• REQUIREMENT:
Please copy the records below word for word, leaving out the pictures.

[DATASET RECORDS Boundary: Start]

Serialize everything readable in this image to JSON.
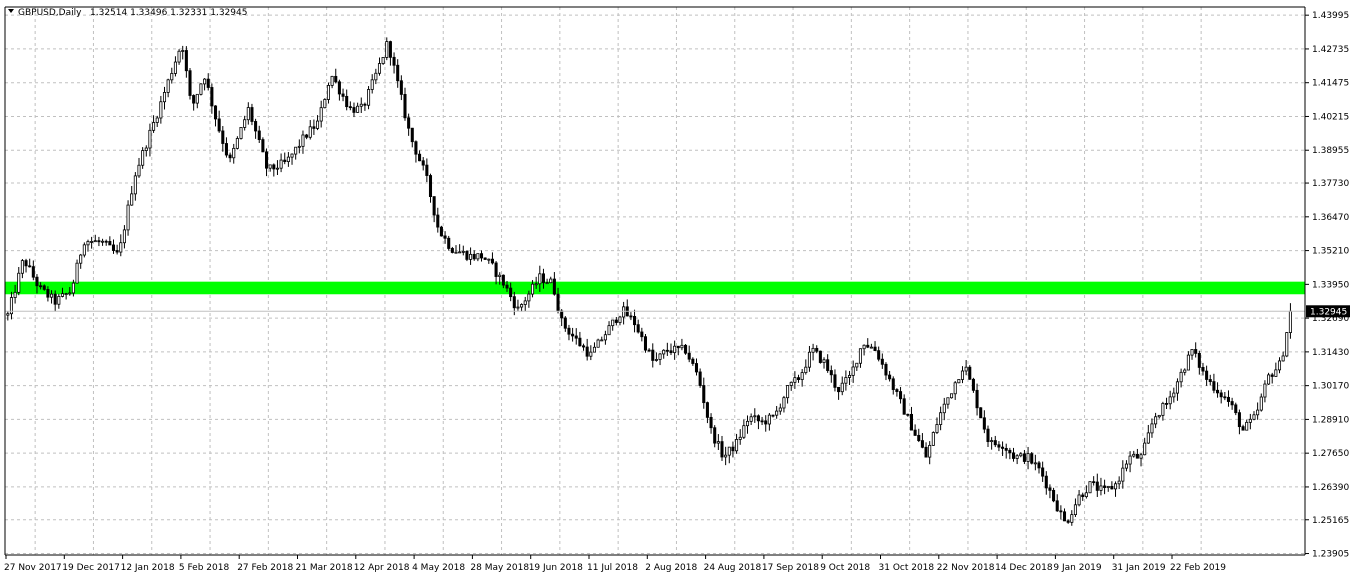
{
  "header": {
    "symbol": "GBPUSD,Daily",
    "ohlc": "1.32514 1.33496 1.32331 1.32945"
  },
  "colors": {
    "background": "#ffffff",
    "grid": "#c0c0c0",
    "candle_bull": "#ffffff",
    "candle_bear": "#000000",
    "candle_outline": "#000000",
    "zone": "#00ff00",
    "price_badge_bg": "#000000",
    "price_badge_text": "#ffffff",
    "price_line": "#c0c0c0"
  },
  "chart_data": {
    "type": "candlestick",
    "title": "GBPUSD,Daily",
    "ohlc_text": "1.32514 1.33496 1.32331 1.32945",
    "ylim": [
      1.2385,
      1.443
    ],
    "y_ticks": [
      "1.43995",
      "1.42735",
      "1.41475",
      "1.40215",
      "1.38955",
      "1.37730",
      "1.36470",
      "1.35210",
      "1.33950",
      "1.32690",
      "1.31430",
      "1.30170",
      "1.28910",
      "1.27650",
      "1.26390",
      "1.25165",
      "1.23905"
    ],
    "x_ticks": [
      "27 Nov 2017",
      "19 Dec 2017",
      "12 Jan 2018",
      "5 Feb 2018",
      "27 Feb 2018",
      "21 Mar 2018",
      "12 Apr 2018",
      "4 May 2018",
      "28 May 2018",
      "19 Jun 2018",
      "11 Jul 2018",
      "2 Aug 2018",
      "24 Aug 2018",
      "17 Sep 2018",
      "9 Oct 2018",
      "31 Oct 2018",
      "22 Nov 2018",
      "14 Dec 2018",
      "9 Jan 2019",
      "31 Jan 2019",
      "22 Feb 2019"
    ],
    "bars_per_tick": 16,
    "total_bars": 328,
    "grid": true,
    "current_price": {
      "label": "1.32945",
      "value": 1.32945
    },
    "zone": {
      "low": 1.3358,
      "high": 1.3405
    },
    "price_path": [
      [
        0,
        1.328
      ],
      [
        5,
        1.349
      ],
      [
        10,
        1.338
      ],
      [
        15,
        1.333
      ],
      [
        20,
        1.337
      ],
      [
        24,
        1.356
      ],
      [
        30,
        1.355
      ],
      [
        35,
        1.35
      ],
      [
        40,
        1.38
      ],
      [
        44,
        1.393
      ],
      [
        48,
        1.406
      ],
      [
        52,
        1.42
      ],
      [
        55,
        1.43
      ],
      [
        58,
        1.405
      ],
      [
        62,
        1.418
      ],
      [
        66,
        1.4
      ],
      [
        70,
        1.385
      ],
      [
        76,
        1.405
      ],
      [
        82,
        1.382
      ],
      [
        88,
        1.385
      ],
      [
        94,
        1.395
      ],
      [
        98,
        1.4
      ],
      [
        102,
        1.418
      ],
      [
        108,
        1.405
      ],
      [
        112,
        1.405
      ],
      [
        117,
        1.42
      ],
      [
        120,
        1.43
      ],
      [
        123,
        1.415
      ],
      [
        127,
        1.395
      ],
      [
        132,
        1.38
      ],
      [
        136,
        1.36
      ],
      [
        140,
        1.353
      ],
      [
        146,
        1.35
      ],
      [
        150,
        1.35
      ],
      [
        153,
        1.346
      ],
      [
        157,
        1.339
      ],
      [
        161,
        1.33
      ],
      [
        164,
        1.335
      ],
      [
        168,
        1.342
      ],
      [
        172,
        1.34
      ],
      [
        175,
        1.325
      ],
      [
        180,
        1.318
      ],
      [
        184,
        1.313
      ],
      [
        188,
        1.32
      ],
      [
        194,
        1.33
      ],
      [
        198,
        1.325
      ],
      [
        204,
        1.31
      ],
      [
        208,
        1.315
      ],
      [
        214,
        1.315
      ],
      [
        218,
        1.305
      ],
      [
        222,
        1.285
      ],
      [
        226,
        1.275
      ],
      [
        230,
        1.28
      ],
      [
        234,
        1.29
      ],
      [
        238,
        1.288
      ],
      [
        242,
        1.29
      ],
      [
        246,
        1.3
      ],
      [
        250,
        1.305
      ],
      [
        254,
        1.315
      ],
      [
        258,
        1.31
      ],
      [
        262,
        1.3
      ],
      [
        266,
        1.305
      ],
      [
        270,
        1.318
      ],
      [
        274,
        1.315
      ],
      [
        278,
        1.305
      ],
      [
        282,
        1.295
      ],
      [
        286,
        1.285
      ],
      [
        290,
        1.275
      ],
      [
        294,
        1.29
      ],
      [
        298,
        1.3
      ],
      [
        302,
        1.31
      ],
      [
        306,
        1.295
      ],
      [
        310,
        1.28
      ],
      [
        314,
        1.28
      ],
      [
        318,
        1.275
      ],
      [
        322,
        1.275
      ],
      [
        326,
        1.27
      ],
      [
        330,
        1.26
      ],
      [
        334,
        1.25
      ],
      [
        338,
        1.26
      ],
      [
        342,
        1.265
      ],
      [
        346,
        1.262
      ],
      [
        350,
        1.265
      ],
      [
        354,
        1.275
      ],
      [
        358,
        1.275
      ],
      [
        362,
        1.29
      ],
      [
        366,
        1.295
      ],
      [
        370,
        1.305
      ],
      [
        374,
        1.315
      ],
      [
        378,
        1.305
      ],
      [
        382,
        1.3
      ],
      [
        386,
        1.295
      ],
      [
        390,
        1.285
      ],
      [
        394,
        1.29
      ],
      [
        398,
        1.305
      ],
      [
        402,
        1.31
      ],
      [
        405,
        1.3294
      ]
    ]
  }
}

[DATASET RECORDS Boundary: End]

• FINISHED TASK:
Serialize everything readable in this image to JSON.
{
  "header": {
    "symbol": "GBPUSD,Daily",
    "ohlc": "1.32514 1.33496 1.32331 1.32945"
  },
  "colors": {
    "background": "#ffffff",
    "grid": "#c0c0c0",
    "candle_bull": "#ffffff",
    "candle_bear": "#000000",
    "candle_outline": "#000000",
    "zone": "#00ff00",
    "price_badge_bg": "#000000",
    "price_badge_text": "#ffffff",
    "price_line": "#c0c0c0"
  },
  "chart_data": {
    "type": "candlestick",
    "title": "GBPUSD,Daily",
    "ohlc_text": "1.32514 1.33496 1.32331 1.32945",
    "ylim": [
      1.2385,
      1.443
    ],
    "y_ticks": [
      "1.43995",
      "1.42735",
      "1.41475",
      "1.40215",
      "1.38955",
      "1.37730",
      "1.36470",
      "1.35210",
      "1.33950",
      "1.32690",
      "1.31430",
      "1.30170",
      "1.28910",
      "1.27650",
      "1.26390",
      "1.25165",
      "1.23905"
    ],
    "x_ticks": [
      "27 Nov 2017",
      "19 Dec 2017",
      "12 Jan 2018",
      "5 Feb 2018",
      "27 Feb 2018",
      "21 Mar 2018",
      "12 Apr 2018",
      "4 May 2018",
      "28 May 2018",
      "19 Jun 2018",
      "11 Jul 2018",
      "2 Aug 2018",
      "24 Aug 2018",
      "17 Sep 2018",
      "9 Oct 2018",
      "31 Oct 2018",
      "22 Nov 2018",
      "14 Dec 2018",
      "9 Jan 2019",
      "31 Jan 2019",
      "22 Feb 2019"
    ],
    "bars_per_tick": 16,
    "total_bars": 328,
    "grid": true,
    "current_price": {
      "label": "1.32945",
      "value": 1.32945
    },
    "zone": {
      "low": 1.3358,
      "high": 1.3405
    },
    "price_path": [
      [
        0,
        1.328
      ],
      [
        5,
        1.349
      ],
      [
        10,
        1.338
      ],
      [
        15,
        1.333
      ],
      [
        20,
        1.337
      ],
      [
        24,
        1.356
      ],
      [
        30,
        1.355
      ],
      [
        35,
        1.35
      ],
      [
        40,
        1.38
      ],
      [
        44,
        1.393
      ],
      [
        48,
        1.406
      ],
      [
        52,
        1.42
      ],
      [
        55,
        1.43
      ],
      [
        58,
        1.405
      ],
      [
        62,
        1.418
      ],
      [
        66,
        1.4
      ],
      [
        70,
        1.385
      ],
      [
        76,
        1.405
      ],
      [
        82,
        1.382
      ],
      [
        88,
        1.385
      ],
      [
        94,
        1.395
      ],
      [
        98,
        1.4
      ],
      [
        102,
        1.418
      ],
      [
        108,
        1.405
      ],
      [
        112,
        1.405
      ],
      [
        117,
        1.42
      ],
      [
        120,
        1.43
      ],
      [
        123,
        1.415
      ],
      [
        127,
        1.395
      ],
      [
        132,
        1.38
      ],
      [
        136,
        1.36
      ],
      [
        140,
        1.353
      ],
      [
        146,
        1.35
      ],
      [
        150,
        1.35
      ],
      [
        153,
        1.346
      ],
      [
        157,
        1.339
      ],
      [
        161,
        1.33
      ],
      [
        164,
        1.335
      ],
      [
        168,
        1.342
      ],
      [
        172,
        1.34
      ],
      [
        175,
        1.325
      ],
      [
        180,
        1.318
      ],
      [
        184,
        1.313
      ],
      [
        188,
        1.32
      ],
      [
        194,
        1.33
      ],
      [
        198,
        1.325
      ],
      [
        204,
        1.31
      ],
      [
        208,
        1.315
      ],
      [
        214,
        1.315
      ],
      [
        218,
        1.305
      ],
      [
        222,
        1.285
      ],
      [
        226,
        1.275
      ],
      [
        230,
        1.28
      ],
      [
        234,
        1.29
      ],
      [
        238,
        1.288
      ],
      [
        242,
        1.29
      ],
      [
        246,
        1.3
      ],
      [
        250,
        1.305
      ],
      [
        254,
        1.315
      ],
      [
        258,
        1.31
      ],
      [
        262,
        1.3
      ],
      [
        266,
        1.305
      ],
      [
        270,
        1.318
      ],
      [
        274,
        1.315
      ],
      [
        278,
        1.305
      ],
      [
        282,
        1.295
      ],
      [
        286,
        1.285
      ],
      [
        290,
        1.275
      ],
      [
        294,
        1.29
      ],
      [
        298,
        1.3
      ],
      [
        302,
        1.31
      ],
      [
        306,
        1.295
      ],
      [
        310,
        1.28
      ],
      [
        314,
        1.28
      ],
      [
        318,
        1.275
      ],
      [
        322,
        1.275
      ],
      [
        326,
        1.27
      ],
      [
        330,
        1.26
      ],
      [
        334,
        1.25
      ],
      [
        338,
        1.26
      ],
      [
        342,
        1.265
      ],
      [
        346,
        1.262
      ],
      [
        350,
        1.265
      ],
      [
        354,
        1.275
      ],
      [
        358,
        1.275
      ],
      [
        362,
        1.29
      ],
      [
        366,
        1.295
      ],
      [
        370,
        1.305
      ],
      [
        374,
        1.315
      ],
      [
        378,
        1.305
      ],
      [
        382,
        1.3
      ],
      [
        386,
        1.295
      ],
      [
        390,
        1.285
      ],
      [
        394,
        1.29
      ],
      [
        398,
        1.305
      ],
      [
        402,
        1.31
      ],
      [
        405,
        1.3294
      ]
    ]
  }
}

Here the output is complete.